=== PROBLEM DESCRIPTION ===
The result should be a word-for-word retyping of the entries below, free of pictures.

=== DATASET RECORDS ===

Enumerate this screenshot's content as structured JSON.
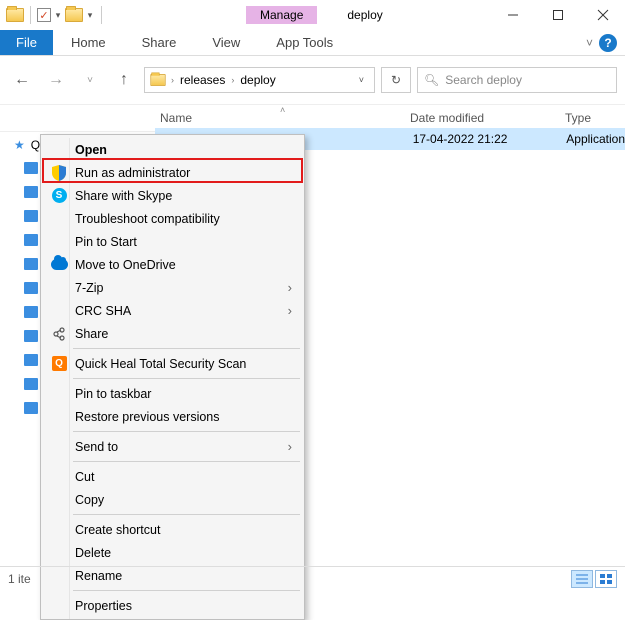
{
  "window": {
    "context_tab": "Manage",
    "title": "deploy"
  },
  "ribbon": {
    "file": "File",
    "tabs": [
      "Home",
      "Share",
      "View",
      "App Tools"
    ],
    "expand": "˅"
  },
  "address": {
    "crumbs": [
      "releases",
      "deploy"
    ]
  },
  "search": {
    "placeholder": "Search deploy"
  },
  "columns": {
    "name": "Name",
    "date": "Date modified",
    "type": "Type"
  },
  "sidebar": {
    "quick_access": "Quick access"
  },
  "file": {
    "name": "",
    "date": "17-04-2022 21:22",
    "type": "Application"
  },
  "context_menu": {
    "open": "Open",
    "run_admin": "Run as administrator",
    "skype": "Share with Skype",
    "troubleshoot": "Troubleshoot compatibility",
    "pin_start": "Pin to Start",
    "onedrive": "Move to OneDrive",
    "sevenzip": "7-Zip",
    "crc": "CRC SHA",
    "share": "Share",
    "quickheal": "Quick Heal Total Security Scan",
    "pin_taskbar": "Pin to taskbar",
    "restore": "Restore previous versions",
    "sendto": "Send to",
    "cut": "Cut",
    "copy": "Copy",
    "shortcut": "Create shortcut",
    "delete": "Delete",
    "rename": "Rename",
    "properties": "Properties"
  },
  "status": {
    "text": "1 ite"
  }
}
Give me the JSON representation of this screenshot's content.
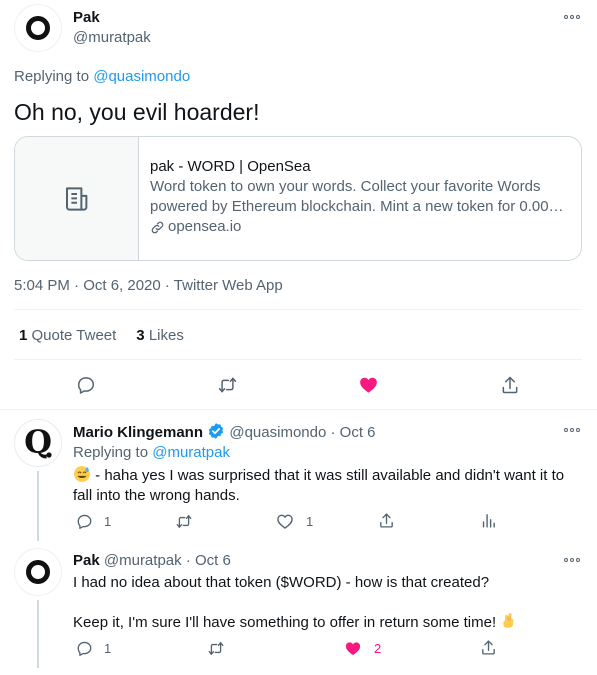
{
  "main_tweet": {
    "author_name": "Pak",
    "author_handle": "@muratpak",
    "replying_label": "Replying to ",
    "replying_to": "@quasimondo",
    "text": "Oh no, you evil hoarder!",
    "card": {
      "title": "pak - WORD | OpenSea",
      "desc_line1": "Word token to own your words. Collect your favorite Words",
      "desc_line2": "powered by Ethereum blockchain. Mint a new token for 0.00…",
      "domain": "opensea.io"
    },
    "timestamp": "5:04 PM · Oct 6, 2020 · Twitter Web App",
    "quote_count": "1",
    "quote_label": "Quote Tweet",
    "like_count": "3",
    "like_label": "Likes"
  },
  "reply1": {
    "author_name": "Mario Klingemann",
    "author_handle": "@quasimondo",
    "sep": "·",
    "date": "Oct 6",
    "replying_label": "Replying to ",
    "replying_to": "@muratpak",
    "text_line1": " -  haha yes I was surprised that it was still available and didn't want it to",
    "text_line2": "fall into the wrong hands.",
    "reply_count": "1",
    "retweet_count": "",
    "like_count": "1"
  },
  "reply2": {
    "author_name": "Pak",
    "author_handle": "@muratpak",
    "sep": "·",
    "date": "Oct 6",
    "text_line1": "I had no idea about that token ($WORD) - how is that created?",
    "text_line2": "Keep it, I'm sure I'll have something to offer in return some time! ",
    "reply_count": "1",
    "like_count": "2"
  },
  "colors": {
    "like_active": "#f91880",
    "link": "#1d9bf0",
    "muted": "#536471",
    "verified": "#1d9bf0"
  },
  "icons": [
    "more-icon",
    "document-icon",
    "link-icon",
    "reply-icon",
    "retweet-icon",
    "heart-icon",
    "share-icon",
    "analytics-icon",
    "verified-icon",
    "sweat-smile-emoji",
    "crossed-fingers-emoji"
  ]
}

=== OUTPUT FOR THIS EXERCISE ===
Enumerate this screenshot's content as structured JSON.
{
  "window": {
    "context_tab": "Manage",
    "title": "deploy"
  },
  "ribbon": {
    "file": "File",
    "tabs": [
      "Home",
      "Share",
      "View",
      "App Tools"
    ],
    "expand": "˅"
  },
  "address": {
    "crumbs": [
      "releases",
      "deploy"
    ]
  },
  "search": {
    "placeholder": "Search deploy"
  },
  "columns": {
    "name": "Name",
    "date": "Date modified",
    "type": "Type"
  },
  "sidebar": {
    "quick_access": "Quick access"
  },
  "file": {
    "name": "",
    "date": "17-04-2022 21:22",
    "type": "Application"
  },
  "context_menu": {
    "open": "Open",
    "run_admin": "Run as administrator",
    "skype": "Share with Skype",
    "troubleshoot": "Troubleshoot compatibility",
    "pin_start": "Pin to Start",
    "onedrive": "Move to OneDrive",
    "sevenzip": "7-Zip",
    "crc": "CRC SHA",
    "share": "Share",
    "quickheal": "Quick Heal Total Security Scan",
    "pin_taskbar": "Pin to taskbar",
    "restore": "Restore previous versions",
    "sendto": "Send to",
    "cut": "Cut",
    "copy": "Copy",
    "shortcut": "Create shortcut",
    "delete": "Delete",
    "rename": "Rename",
    "properties": "Properties"
  },
  "status": {
    "text": "1 ite"
  }
}
Give me the JSON representation of this screenshot's content.
{
  "main_tweet": {
    "author_name": "Pak",
    "author_handle": "@muratpak",
    "replying_label": "Replying to ",
    "replying_to": "@quasimondo",
    "text": "Oh no, you evil hoarder!",
    "card": {
      "title": "pak - WORD | OpenSea",
      "desc_line1": "Word token to own your words. Collect your favorite Words",
      "desc_line2": "powered by Ethereum blockchain. Mint a new token for 0.00…",
      "domain": "opensea.io"
    },
    "timestamp": "5:04 PM · Oct 6, 2020 · Twitter Web App",
    "quote_count": "1",
    "quote_label": "Quote Tweet",
    "like_count": "3",
    "like_label": "Likes"
  },
  "reply1": {
    "author_name": "Mario Klingemann",
    "author_handle": "@quasimondo",
    "sep": "·",
    "date": "Oct 6",
    "replying_label": "Replying to ",
    "replying_to": "@muratpak",
    "text_line1": " -  haha yes I was surprised that it was still available and didn't want it to",
    "text_line2": "fall into the wrong hands.",
    "reply_count": "1",
    "retweet_count": "",
    "like_count": "1"
  },
  "reply2": {
    "author_name": "Pak",
    "author_handle": "@muratpak",
    "sep": "·",
    "date": "Oct 6",
    "text_line1": "I had no idea about that token ($WORD) - how is that created?",
    "text_line2": "Keep it, I'm sure I'll have something to offer in return some time! ",
    "reply_count": "1",
    "like_count": "2"
  },
  "colors": {
    "like_active": "#f91880",
    "link": "#1d9bf0",
    "muted": "#536471",
    "verified": "#1d9bf0"
  },
  "icons": [
    "more-icon",
    "document-icon",
    "link-icon",
    "reply-icon",
    "retweet-icon",
    "heart-icon",
    "share-icon",
    "analytics-icon",
    "verified-icon",
    "sweat-smile-emoji",
    "crossed-fingers-emoji"
  ]
}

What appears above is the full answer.